WHAT YOU ARE ASKED TO DO — From the records below, take each line where the string "JSON" shows up and copy it.
_ _ _ _
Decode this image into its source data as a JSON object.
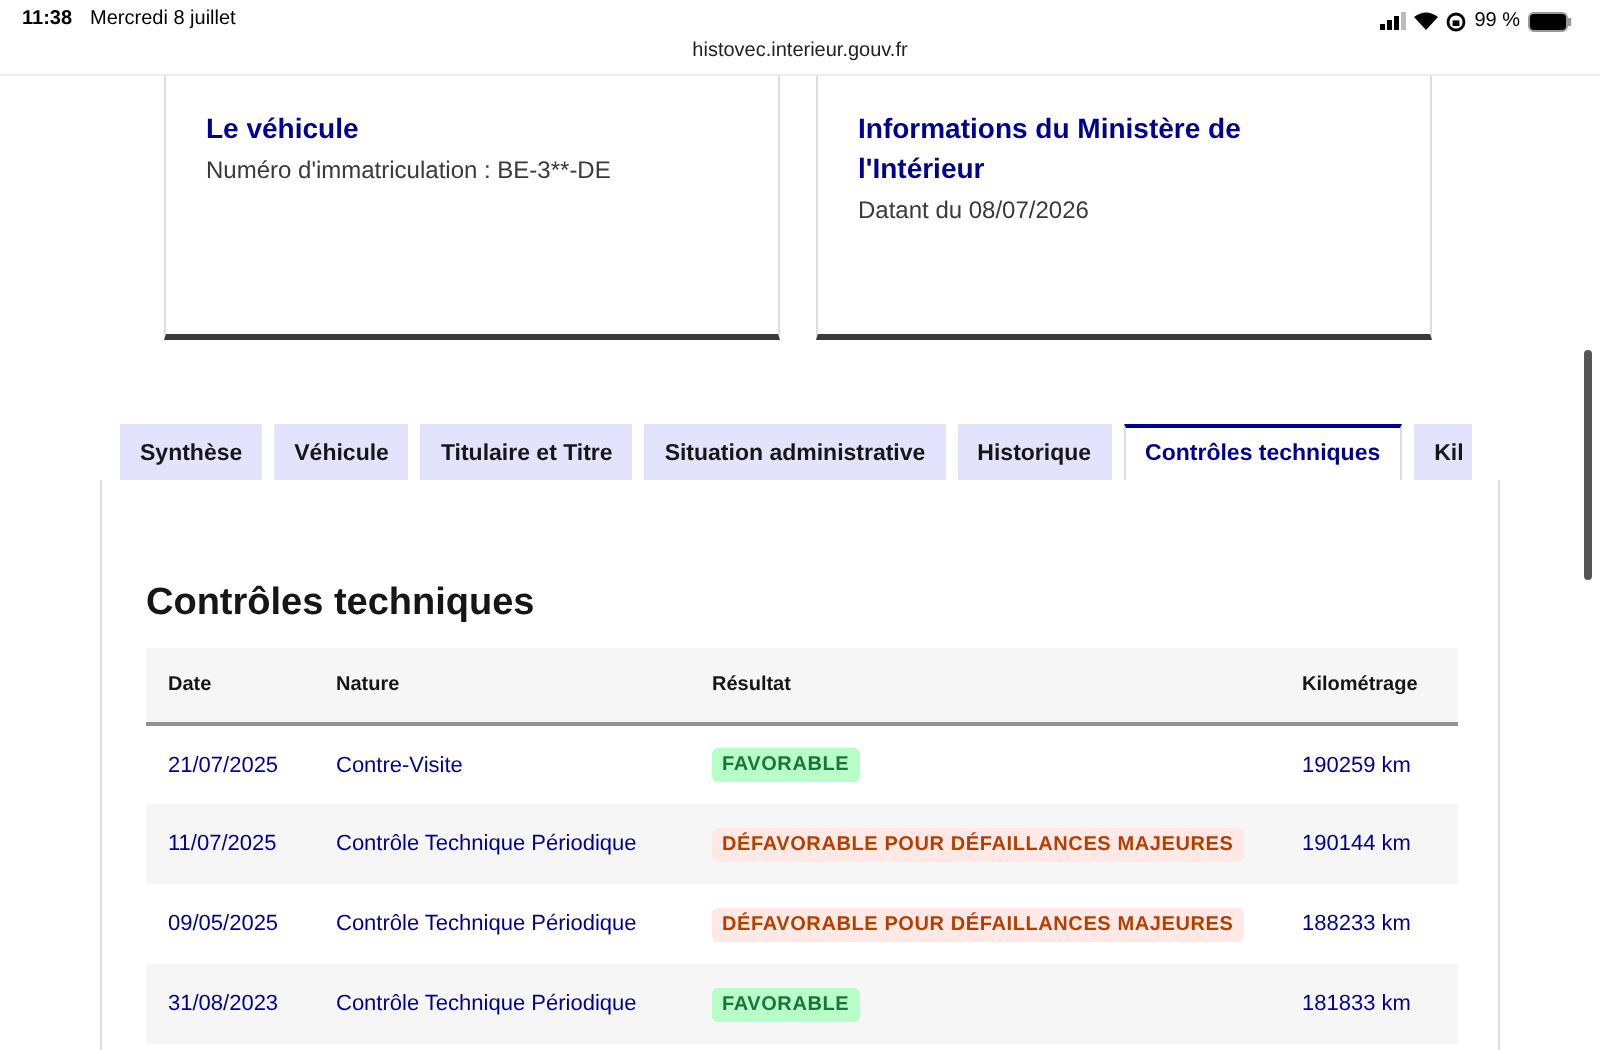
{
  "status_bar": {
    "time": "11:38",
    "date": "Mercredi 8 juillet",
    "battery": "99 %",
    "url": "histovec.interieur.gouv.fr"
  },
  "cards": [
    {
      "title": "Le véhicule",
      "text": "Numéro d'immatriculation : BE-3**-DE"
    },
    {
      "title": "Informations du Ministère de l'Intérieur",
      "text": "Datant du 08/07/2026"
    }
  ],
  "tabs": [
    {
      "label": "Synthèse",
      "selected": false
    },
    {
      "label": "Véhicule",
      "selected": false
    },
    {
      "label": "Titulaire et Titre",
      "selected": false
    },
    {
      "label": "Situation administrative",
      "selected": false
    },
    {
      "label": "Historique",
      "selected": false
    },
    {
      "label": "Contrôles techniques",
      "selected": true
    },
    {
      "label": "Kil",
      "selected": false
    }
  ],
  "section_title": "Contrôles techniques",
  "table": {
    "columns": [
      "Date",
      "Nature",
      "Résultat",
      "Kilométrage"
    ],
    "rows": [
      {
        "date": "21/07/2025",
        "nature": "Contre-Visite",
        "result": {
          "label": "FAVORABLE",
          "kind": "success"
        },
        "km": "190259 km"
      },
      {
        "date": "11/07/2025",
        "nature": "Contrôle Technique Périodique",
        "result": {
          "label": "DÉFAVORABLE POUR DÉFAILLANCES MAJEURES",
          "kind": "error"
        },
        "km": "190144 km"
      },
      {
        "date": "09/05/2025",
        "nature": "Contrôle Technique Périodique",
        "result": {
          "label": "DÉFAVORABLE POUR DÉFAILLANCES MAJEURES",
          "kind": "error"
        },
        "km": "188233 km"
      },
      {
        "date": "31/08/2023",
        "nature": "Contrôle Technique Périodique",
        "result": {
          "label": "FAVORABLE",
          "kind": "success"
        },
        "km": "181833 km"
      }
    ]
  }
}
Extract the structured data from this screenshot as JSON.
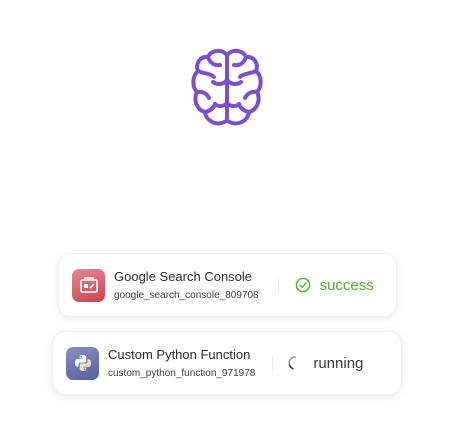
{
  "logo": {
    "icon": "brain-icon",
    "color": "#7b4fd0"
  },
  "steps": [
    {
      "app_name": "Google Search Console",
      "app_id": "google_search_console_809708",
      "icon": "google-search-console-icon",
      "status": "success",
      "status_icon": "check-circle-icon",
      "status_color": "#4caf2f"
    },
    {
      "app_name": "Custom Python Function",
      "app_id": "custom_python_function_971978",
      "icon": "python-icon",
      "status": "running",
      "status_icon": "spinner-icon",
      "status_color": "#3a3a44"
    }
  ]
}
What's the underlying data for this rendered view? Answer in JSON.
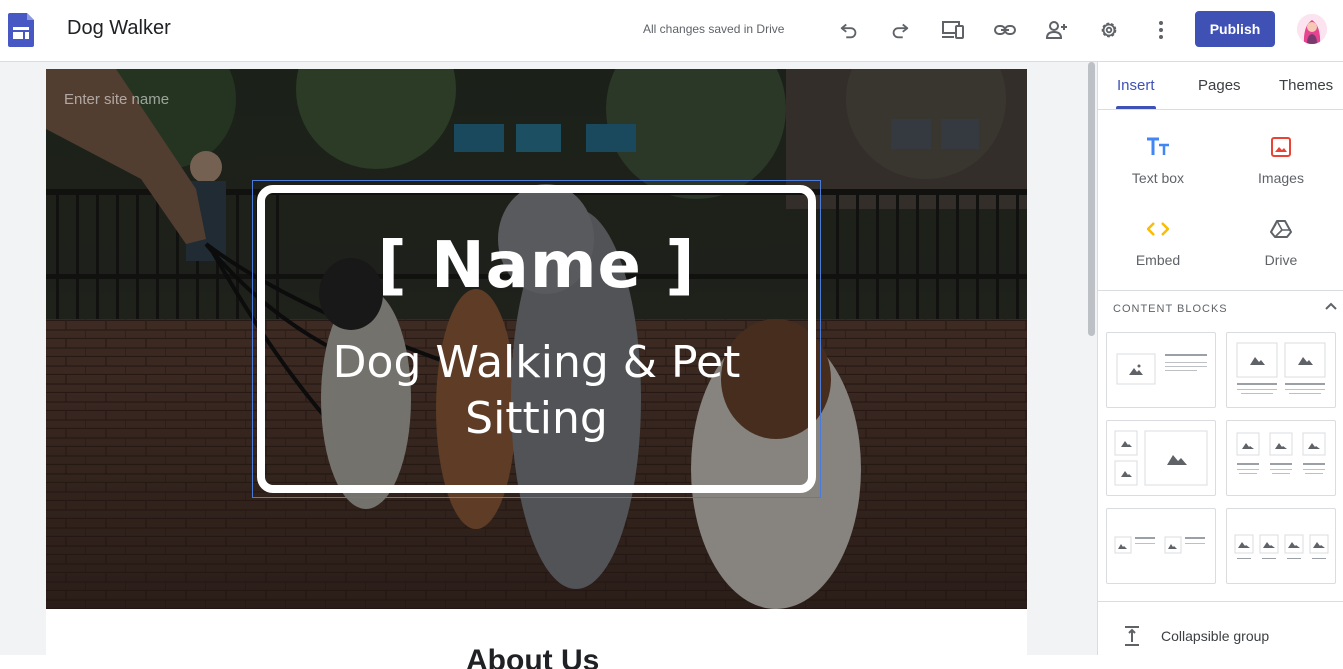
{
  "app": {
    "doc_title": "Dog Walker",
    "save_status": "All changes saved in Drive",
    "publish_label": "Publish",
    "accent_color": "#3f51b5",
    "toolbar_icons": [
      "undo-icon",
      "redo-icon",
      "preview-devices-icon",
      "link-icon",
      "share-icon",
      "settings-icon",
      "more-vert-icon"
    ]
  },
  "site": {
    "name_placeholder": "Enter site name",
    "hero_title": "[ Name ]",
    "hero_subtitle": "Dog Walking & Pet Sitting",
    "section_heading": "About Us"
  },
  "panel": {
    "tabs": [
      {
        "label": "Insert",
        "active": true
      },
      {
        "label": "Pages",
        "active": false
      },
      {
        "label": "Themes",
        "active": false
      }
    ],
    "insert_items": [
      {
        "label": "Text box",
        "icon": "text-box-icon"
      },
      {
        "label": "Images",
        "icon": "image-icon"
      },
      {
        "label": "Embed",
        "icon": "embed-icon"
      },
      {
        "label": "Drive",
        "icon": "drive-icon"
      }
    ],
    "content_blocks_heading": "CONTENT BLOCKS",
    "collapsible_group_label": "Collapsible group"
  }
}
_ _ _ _
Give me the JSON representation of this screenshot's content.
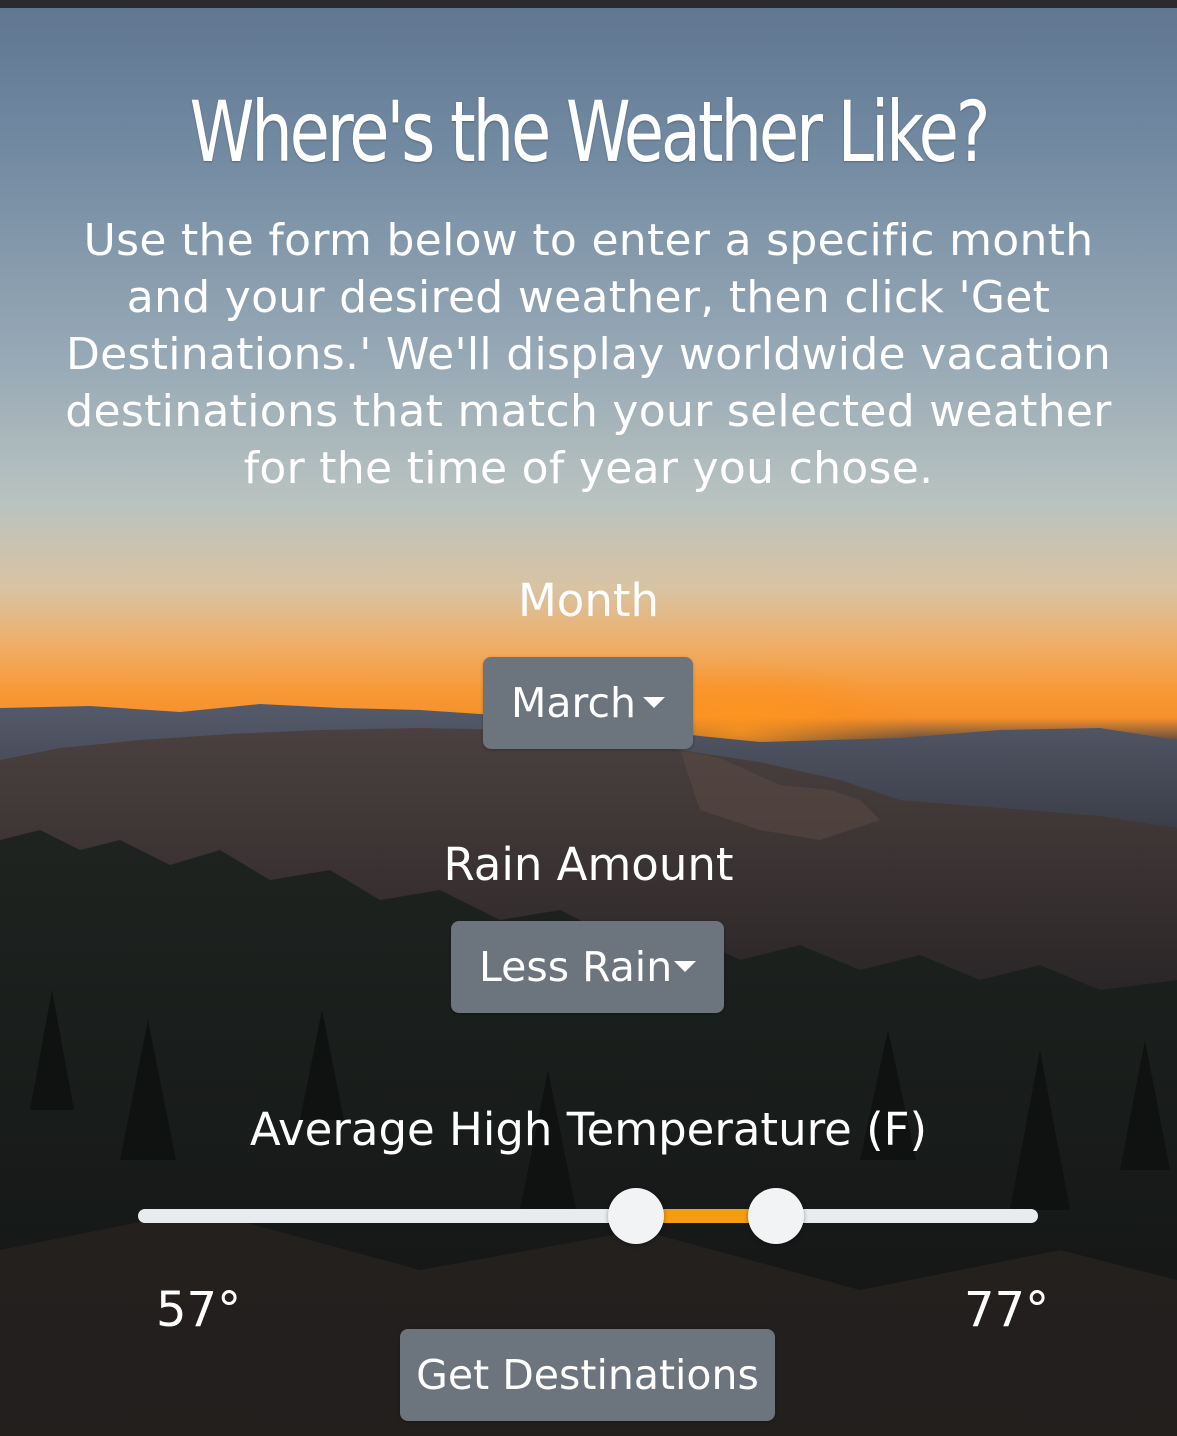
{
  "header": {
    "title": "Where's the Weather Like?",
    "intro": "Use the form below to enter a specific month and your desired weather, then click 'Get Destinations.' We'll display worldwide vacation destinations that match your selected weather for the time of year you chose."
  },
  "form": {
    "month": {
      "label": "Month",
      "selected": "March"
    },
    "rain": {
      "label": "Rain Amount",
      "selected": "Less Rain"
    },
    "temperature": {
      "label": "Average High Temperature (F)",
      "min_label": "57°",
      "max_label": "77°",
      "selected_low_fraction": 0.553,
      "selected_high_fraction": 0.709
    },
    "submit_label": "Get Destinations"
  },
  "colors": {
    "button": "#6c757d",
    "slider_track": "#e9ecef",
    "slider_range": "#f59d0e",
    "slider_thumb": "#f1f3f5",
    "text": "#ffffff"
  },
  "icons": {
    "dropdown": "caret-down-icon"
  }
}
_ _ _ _
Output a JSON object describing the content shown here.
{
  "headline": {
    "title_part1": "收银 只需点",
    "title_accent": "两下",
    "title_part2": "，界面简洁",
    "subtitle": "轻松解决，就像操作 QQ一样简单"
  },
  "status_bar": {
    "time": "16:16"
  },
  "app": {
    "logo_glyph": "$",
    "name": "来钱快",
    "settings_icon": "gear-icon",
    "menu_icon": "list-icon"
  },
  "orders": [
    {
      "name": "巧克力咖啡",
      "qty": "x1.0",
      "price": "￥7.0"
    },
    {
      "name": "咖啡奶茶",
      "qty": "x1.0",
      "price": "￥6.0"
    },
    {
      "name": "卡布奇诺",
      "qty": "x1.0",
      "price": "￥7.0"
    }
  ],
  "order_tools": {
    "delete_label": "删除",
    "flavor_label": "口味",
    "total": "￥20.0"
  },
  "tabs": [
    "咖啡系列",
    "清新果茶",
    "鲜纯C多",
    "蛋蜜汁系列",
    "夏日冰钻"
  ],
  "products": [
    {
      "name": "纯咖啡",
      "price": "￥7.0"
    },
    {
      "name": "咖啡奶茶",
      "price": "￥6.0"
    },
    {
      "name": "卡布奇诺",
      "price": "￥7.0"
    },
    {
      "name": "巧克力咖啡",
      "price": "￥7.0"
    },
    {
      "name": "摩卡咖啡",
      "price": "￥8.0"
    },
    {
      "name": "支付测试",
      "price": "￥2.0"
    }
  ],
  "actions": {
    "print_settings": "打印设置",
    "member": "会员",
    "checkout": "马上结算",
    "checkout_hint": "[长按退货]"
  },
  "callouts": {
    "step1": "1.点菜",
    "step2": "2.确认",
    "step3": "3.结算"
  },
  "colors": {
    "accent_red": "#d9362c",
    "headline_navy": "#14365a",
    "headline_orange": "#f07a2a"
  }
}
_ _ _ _
RESULT —
Decode this image into its source data as a JSON object.
Extract the structured data from this screenshot as JSON.
What's the underlying data for this rendered view? Answer in JSON.
Give me the JSON representation of this screenshot's content.
Output a JSON object describing the content shown here.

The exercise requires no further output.